2. Drop the lower jaw and say ā while the mouth is closing to the position for ē. The sound of long-a is a glide and is made while the organs of speech are passing from one position to another. All glides and diphthongs are made in the same way.
3. Open the mouth as widely as possible and say ä. This is the royal vowel and should be practiced until it can be uttered with facility and the ear is trained to distinguish it.
No Pronounce the following words: Ah, ha, half, calf, laugh, aunt, alms, palm, a, amen,
IV. PECKSNIFF AND THE WIND.

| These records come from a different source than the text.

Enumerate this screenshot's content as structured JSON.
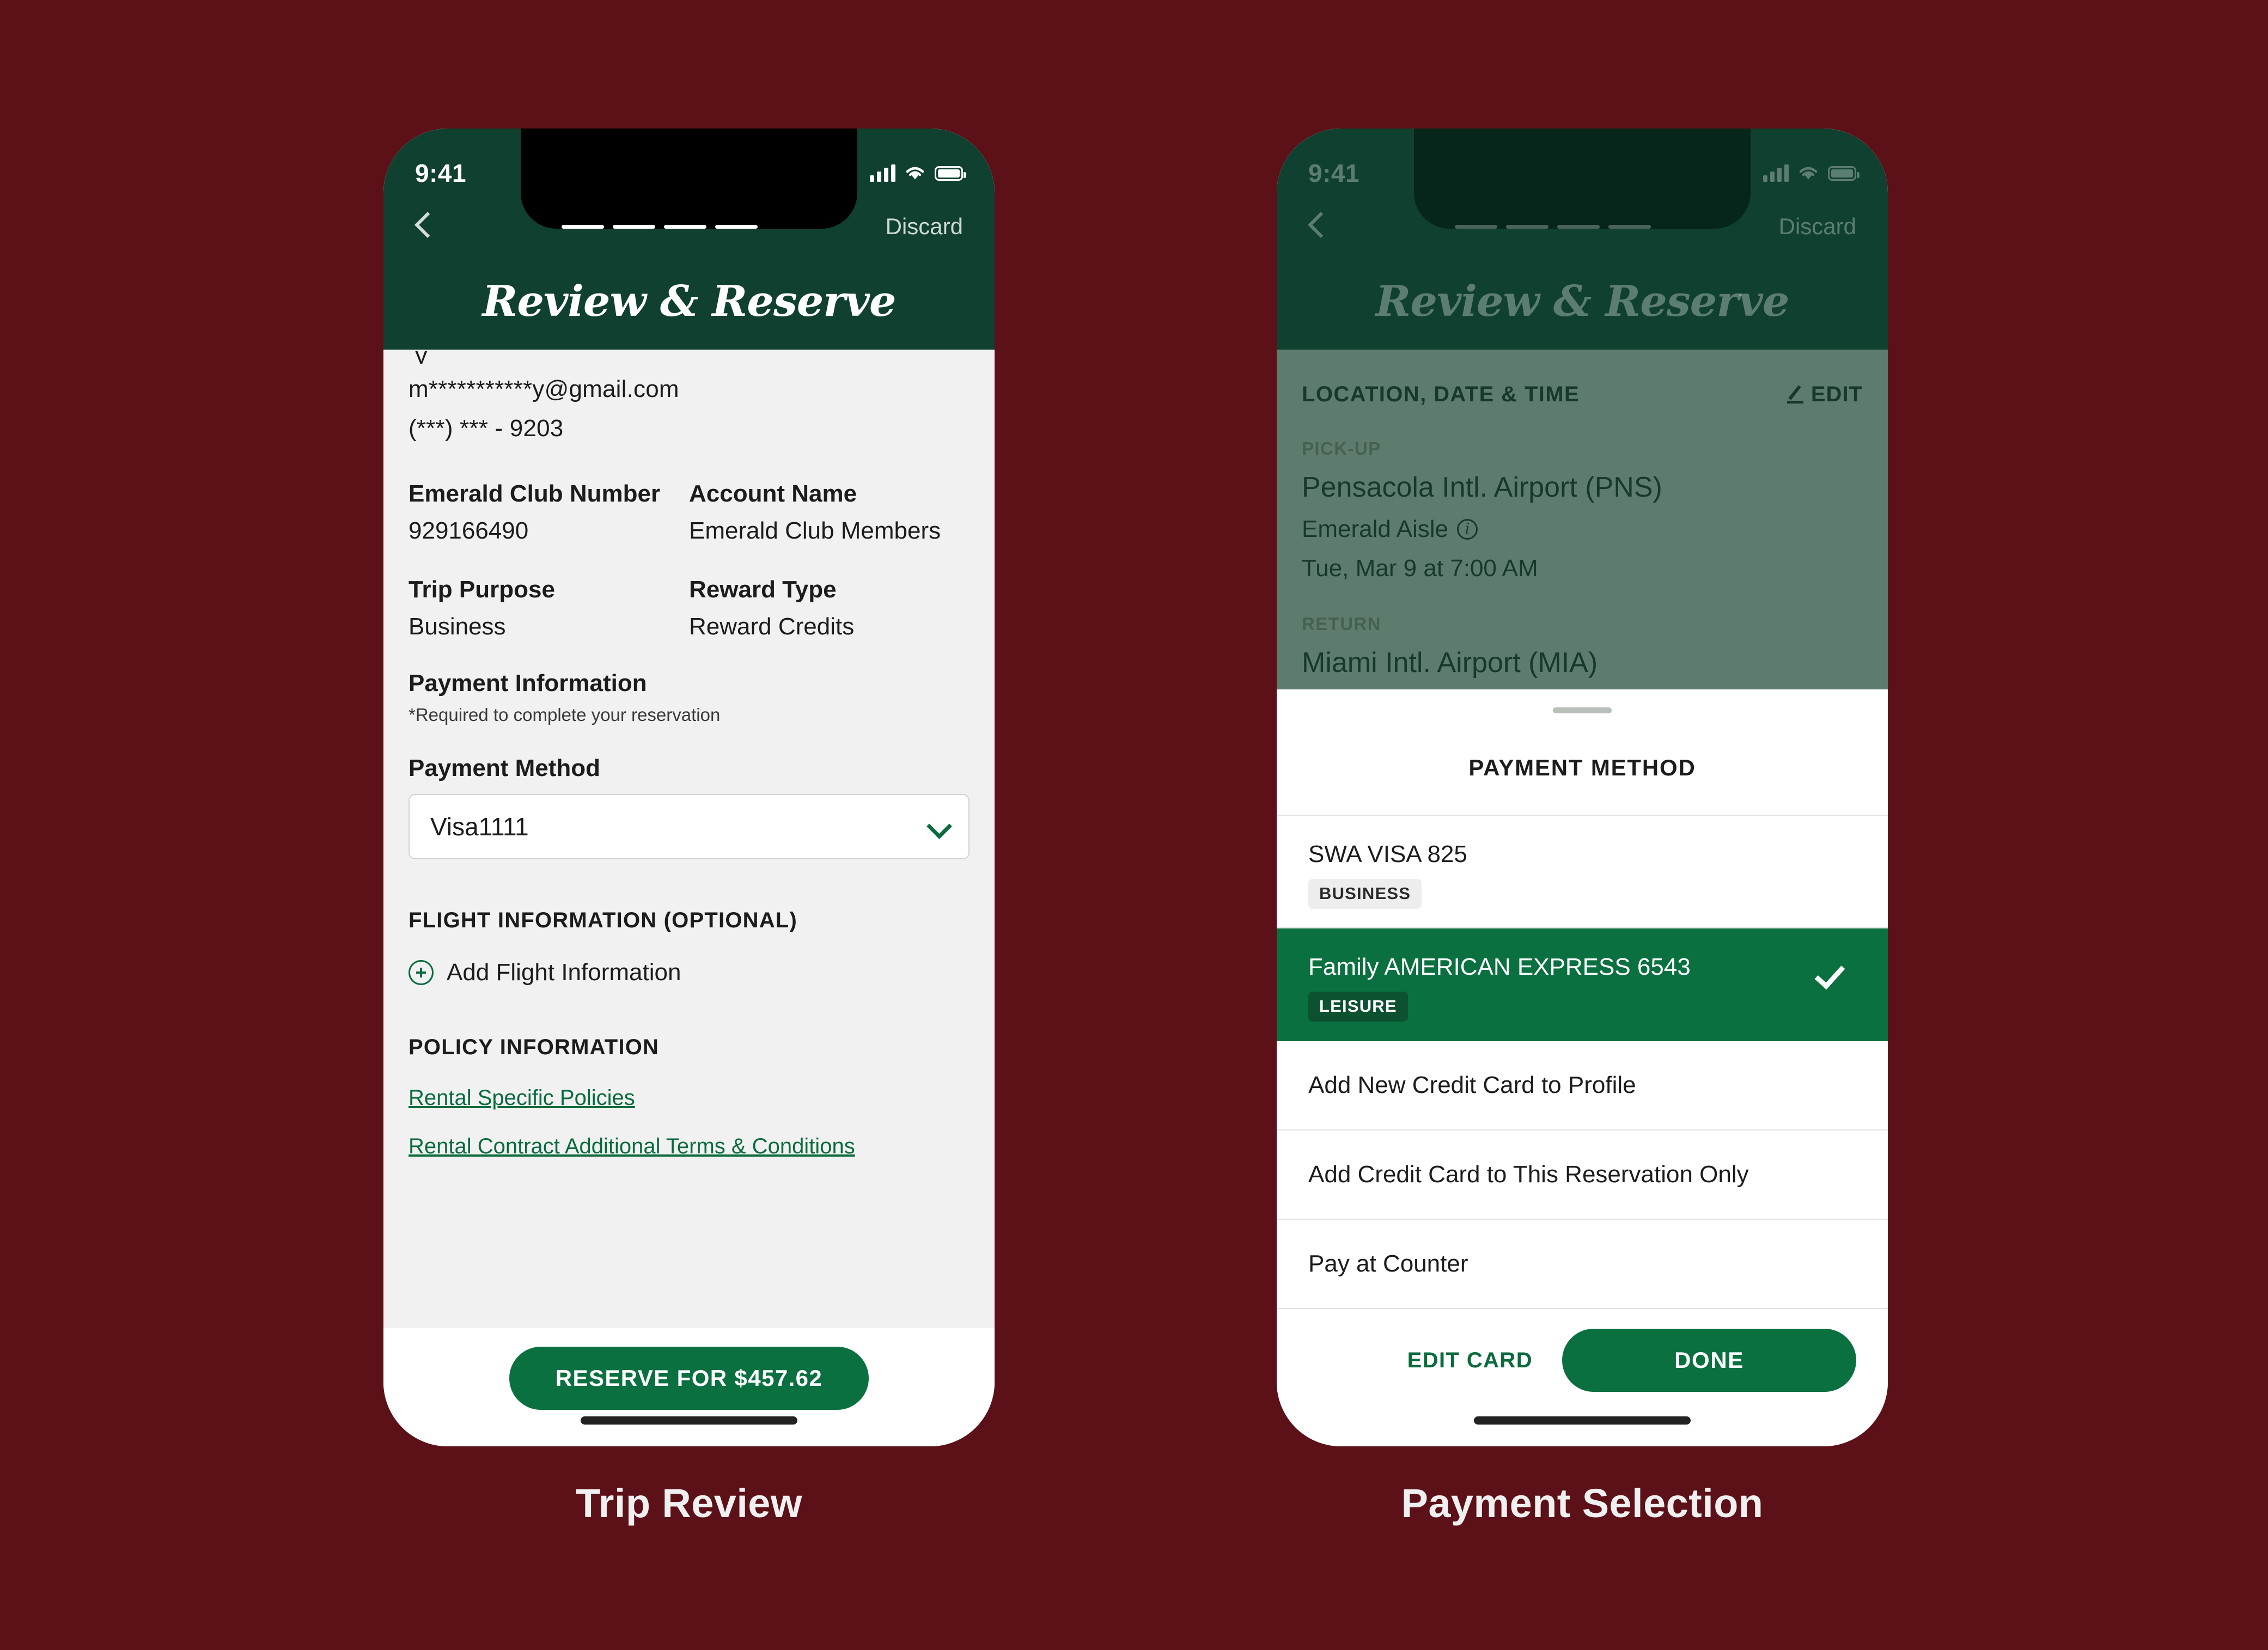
{
  "background_color": "#5C1018",
  "brand": {
    "header_green": "#10402F",
    "accent_green": "#0A7040",
    "link_green": "#0A6B3D"
  },
  "status_bar": {
    "time": "9:41",
    "signal_icon": "cellular-bars-icon",
    "wifi_icon": "wifi-icon",
    "battery_icon": "battery-icon"
  },
  "nav": {
    "back_icon": "back-chevron-icon",
    "discard_label": "Discard",
    "progress_steps": 4
  },
  "header": {
    "title": "Review & Reserve"
  },
  "trip_review": {
    "caption": "Trip Review",
    "contact": {
      "email": "m***********y@gmail.com",
      "phone": "(***) *** - 9203"
    },
    "fields": [
      {
        "label": "Emerald Club Number",
        "value": "929166490"
      },
      {
        "label": "Account Name",
        "value": "Emerald Club Members"
      },
      {
        "label": "Trip Purpose",
        "value": "Business"
      },
      {
        "label": "Reward Type",
        "value": "Reward Credits"
      }
    ],
    "payment_information": {
      "title": "Payment Information",
      "required_note": "*Required to complete your reservation",
      "method_label": "Payment Method",
      "method_value": "Visa1111",
      "chevron_icon": "chevron-down-icon"
    },
    "flight_information": {
      "heading": "FLIGHT INFORMATION (OPTIONAL)",
      "add_icon": "plus-circle-icon",
      "add_label": "Add Flight Information"
    },
    "policy_information": {
      "heading": "POLICY INFORMATION",
      "links": [
        "Rental Specific Policies",
        "Rental Contract Additional Terms & Conditions"
      ]
    },
    "reserve_button": "RESERVE FOR $457.62"
  },
  "payment_selection": {
    "caption": "Payment Selection",
    "backdrop": {
      "section_title": "LOCATION, DATE & TIME",
      "edit_label": "EDIT",
      "edit_icon": "pencil-icon",
      "pickup_kicker": "PICK-UP",
      "pickup_location": "Pensacola Intl. Airport (PNS)",
      "pickup_aisle": "Emerald Aisle",
      "info_icon": "info-circle-icon",
      "pickup_when": "Tue, Mar 9 at 7:00 AM",
      "return_kicker": "RETURN",
      "return_location": "Miami Intl. Airport (MIA)"
    },
    "sheet": {
      "grabber": "sheet-grabber",
      "title": "PAYMENT METHOD",
      "options": [
        {
          "label": "SWA VISA 825",
          "badge": "BUSINESS",
          "selected": false
        },
        {
          "label": "Family AMERICAN EXPRESS 6543",
          "badge": "LEISURE",
          "selected": true
        },
        {
          "label": "Add New Credit Card to Profile",
          "badge": null,
          "selected": false
        },
        {
          "label": "Add Credit Card to This Reservation Only",
          "badge": null,
          "selected": false
        },
        {
          "label": "Pay at Counter",
          "badge": null,
          "selected": false
        }
      ],
      "check_icon": "check-icon",
      "edit_card_label": "EDIT CARD",
      "done_label": "DONE"
    }
  }
}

1. It was pretty late in the autumn of the year, when the declining sun, struggling through the mist which had obscured it all day, looked brightly down upon a little Wiltshire village, within an easy journey of the fair old town of Salisbury.
2. Like a sudden flash of memory or spirit kindling up the mind of an old man, it shed a glory upon the scene in which its departed youth and freshness seemed to live again. The wet grass sparkled in the light; the scanty patches of verdure in the hedges — where a few green twigs yet stood together bravely, resisting to the last the tyranny of nipping winds and early frosts - took heart and brightened up ; the stream, which had been dull and sullen all day long, broke out into a cheerful smile ; the birds began to chirp and twitter on the naked boughs, as though the hopeful creatures half believed that winter had gone by and spring had come already.
3. The vane upon the tapering spire of the old church glistened from its lofty station in sympathy with the general gladness; and from
the ivy-shaded windows such gleams of light shone back upon the glowing sky, that it seemed as if the quiet buildings were the hoarding-place of twenty summers and all their ruddiness and warmth were stored within.
4. Even those tokens of the season which emphatically whispered of the coming winter, graced the landscape, and, for the moment, tinged its livelier features with no oppressive air of sadness. The fallen leaves, with which the ground was strewn, gave forth a pleasant fragrance, and, subduing all harsh sounds of distant feet and wheels, created a repose in gentle unison with the light scattering of seed hither and thither by the distant husbandman, and with the noiseless passage of the plow as it turned up the rich brown earth and wrought a graceful pattern in the stubbled fields.
5. On the motionless branches of some trees, autumn berries hung like clusters of coral beads, as in those fabled orchards where the fruits were jewels ; others, stripped of all their garniture, stood each the center of its little heap of bright red leaves, watching their slow decay; others again, still wearing theirs, had them all crunched and crackled up, as though they had been burnt ; about the stems of some were piled